In 1969, Indira Gandhi, then Prime Minister of India, warmly greeted the creation of Auroville, and during its session of October- November 1970, UNESCO's General Conference noted that Auroville was preparing to become "an instrument of education capable of meeting the formidable demands of our age, linking East and West in a new relationship".

After the Mother's death in 1973, Auroville went through a critical period. The participants in this "laboratory" of humanity had to develop the inner strength to make Auroville work. In 1980, a decision of the Supreme Court of India enabled the residents of Auroville to continue working unimpeded on behalf of their ideals. An Act of Parliament voted in 1988 created an Auroville Foundation with an international advisory council to ensure that the ideals of Auroville are safeguarded.
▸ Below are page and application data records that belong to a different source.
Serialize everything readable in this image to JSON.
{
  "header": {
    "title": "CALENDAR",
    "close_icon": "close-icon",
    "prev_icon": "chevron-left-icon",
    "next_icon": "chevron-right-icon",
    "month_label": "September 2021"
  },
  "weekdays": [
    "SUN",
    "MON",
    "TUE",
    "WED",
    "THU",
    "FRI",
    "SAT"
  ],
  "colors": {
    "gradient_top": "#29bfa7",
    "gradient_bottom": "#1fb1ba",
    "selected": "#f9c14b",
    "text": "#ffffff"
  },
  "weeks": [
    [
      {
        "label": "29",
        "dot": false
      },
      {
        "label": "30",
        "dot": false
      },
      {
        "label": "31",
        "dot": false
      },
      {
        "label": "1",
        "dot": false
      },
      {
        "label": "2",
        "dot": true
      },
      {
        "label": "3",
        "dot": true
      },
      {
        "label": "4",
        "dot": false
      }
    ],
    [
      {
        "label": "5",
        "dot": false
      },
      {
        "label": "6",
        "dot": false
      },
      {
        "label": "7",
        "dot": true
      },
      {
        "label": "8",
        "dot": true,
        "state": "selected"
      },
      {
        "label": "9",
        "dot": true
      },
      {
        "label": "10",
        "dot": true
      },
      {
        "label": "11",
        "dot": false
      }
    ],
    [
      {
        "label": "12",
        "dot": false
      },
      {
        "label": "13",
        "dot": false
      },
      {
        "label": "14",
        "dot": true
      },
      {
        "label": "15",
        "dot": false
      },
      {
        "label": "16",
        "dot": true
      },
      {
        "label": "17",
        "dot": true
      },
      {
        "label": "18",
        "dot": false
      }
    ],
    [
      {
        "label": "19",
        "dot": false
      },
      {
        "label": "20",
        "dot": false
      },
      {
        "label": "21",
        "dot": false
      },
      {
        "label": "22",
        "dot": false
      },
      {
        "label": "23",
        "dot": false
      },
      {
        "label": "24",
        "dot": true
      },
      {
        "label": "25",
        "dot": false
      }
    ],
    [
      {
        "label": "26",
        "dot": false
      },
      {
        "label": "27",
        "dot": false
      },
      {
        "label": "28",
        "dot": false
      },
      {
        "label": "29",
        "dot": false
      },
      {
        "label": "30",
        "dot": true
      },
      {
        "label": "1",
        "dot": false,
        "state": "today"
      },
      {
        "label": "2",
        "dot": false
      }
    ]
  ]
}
During the 1980s, institutes for educational and scientific research were established, and afforestation and erosion control programmes continued. Advances in the design and manufacture of renewable energy systems, notably windmills and biogas systems, have proved successful. There has been intense activity in the provision of cost-effective housing, where there has been progress in the use and production of stabilized earth block technology.

At the beginning of the 1990s, the work accomplished over the previous twenty years can be clearly seen, with some of the infrastructure and many community services in place and the giant sphere of the Matrimandir, the "soul" of Auroville, nearing completion. Viewed from the outside, this "Dwelling Place of the Mother" (the meaning of "Matrimandir" in Sanskrit) or "Pavilion of Divine Love" is a flattened sphere 36 metres in diameter. Two spiral steel ramps give access to the immense circular inner chamber, measuring 24 metres in diameter by 16 metres in height, with its twelve white marble-clad wall panels and rhythmically-spaced columns topped by a conical roof. At floor level, right in the middle of this meditation chamber, a fine crystal globe picks up the reflection of the Sun's rays funnelled down from a tracker heliostat on the roof of the Matrimandir. A lake and twelve flower gardens will be created around the Matrimandir.

Is it a religion? When she described her vision of the Matrimandir in 1970, the Mother firmly insisted that it was not. There would be "A fixed day or time for the visitors," she added, "and the rest of the time only for those who are serious, serious and sincere, who want to learn to concentrate. No fixed meditations, but they should stay there in silence, in silence and concentration. A place for trying to find one's consciousness."

In a tormented world....


1. Auroville belongs to nobody in particular. Auroville belongs to humanity as a whole. But to live in Auroville one must be a willing servitor of the Divine Consciousness.

2. Auroville will be the place of an unending education, of constant progress, and a youth that never ages.

3. Auroville wants to be the bridge between the past and the future. Taking advantage of all discoveries from without and from within, Auroville will boldly spring towards future realizations.

4. Auroville will be a site of material and spiritual researches for a living embodiment of an actual Human Unity.

For further information about Auroville, please contact A.V.I. UK, Canigou, Cot Lane, Chidham, W. Sussex, P.O. 18 8SP United Kingdom (Tel: 243 57 40 99), or A.V.I. USA, 3112 O Street, Suite 13, P.O. Box 162 489, Sacramento, Calif. 95 816-2489 USA (Tel: 1 916 452 4013).

LOTFALLAH SOLIMAN, Egyptian writer and journalist, is the author of a history of Palestine, Pour une histoire profane de la Palestine, published by Editions de la Decouverte, Paris, 1989